Entries from a dataset of interfaces
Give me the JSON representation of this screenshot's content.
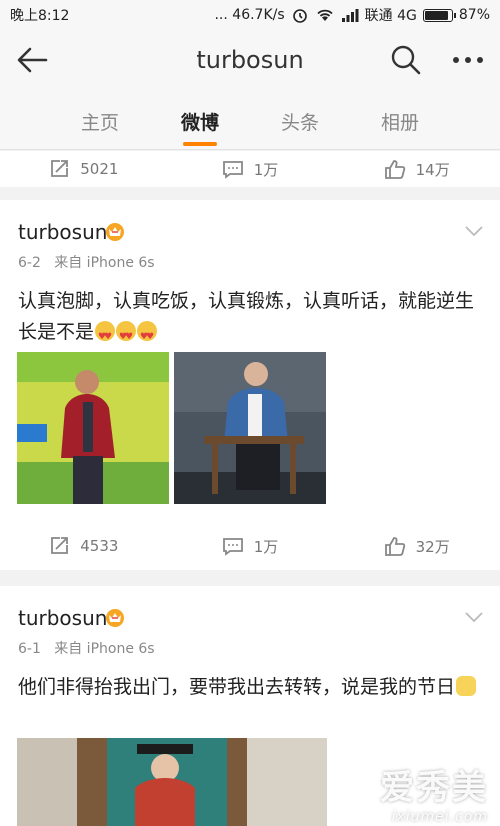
{
  "status_bar": {
    "time": "晚上8:12",
    "network_speed": "... 46.7K/s",
    "carrier": "联通 4G",
    "battery": "87%"
  },
  "nav": {
    "title": "turbosun",
    "icons": {
      "back": "back-arrow-icon",
      "search": "search-icon",
      "more": "more-icon"
    }
  },
  "tabs": [
    {
      "label": "主页"
    },
    {
      "label": "微博",
      "active": true
    },
    {
      "label": "头条"
    },
    {
      "label": "相册"
    }
  ],
  "colors": {
    "accent": "#ff8200",
    "background": "#f2f2f2"
  },
  "top_actions": {
    "repost": "5021",
    "comment": "1万",
    "like": "14万"
  },
  "posts": [
    {
      "author": "turbosun",
      "date": "6-2",
      "source": "来自 iPhone 6s",
      "text": "认真泡脚，认真吃饭，认真锻炼，认真听话，就能逆生长是不是",
      "emojis": [
        "heart-eyes-emoji",
        "heart-eyes-emoji",
        "heart-eyes-emoji"
      ],
      "actions": {
        "repost": "4533",
        "comment": "1万",
        "like": "32万"
      }
    },
    {
      "author": "turbosun",
      "date": "6-1",
      "source": "来自 iPhone 6s",
      "text": "他们非得抬我出门，要带我出去转转，说是我的节日",
      "emojis": [
        "cat-emoji"
      ]
    }
  ],
  "watermark": {
    "brand": "爱秀美",
    "domain": "ixiumei.com"
  }
}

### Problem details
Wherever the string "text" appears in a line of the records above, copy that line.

### Solution below
      "text": "认真泡脚，认真吃饭，认真锻炼，认真听话，就能逆生长是不是",
      "text": "他们非得抬我出门，要带我出去转转，说是我的节日",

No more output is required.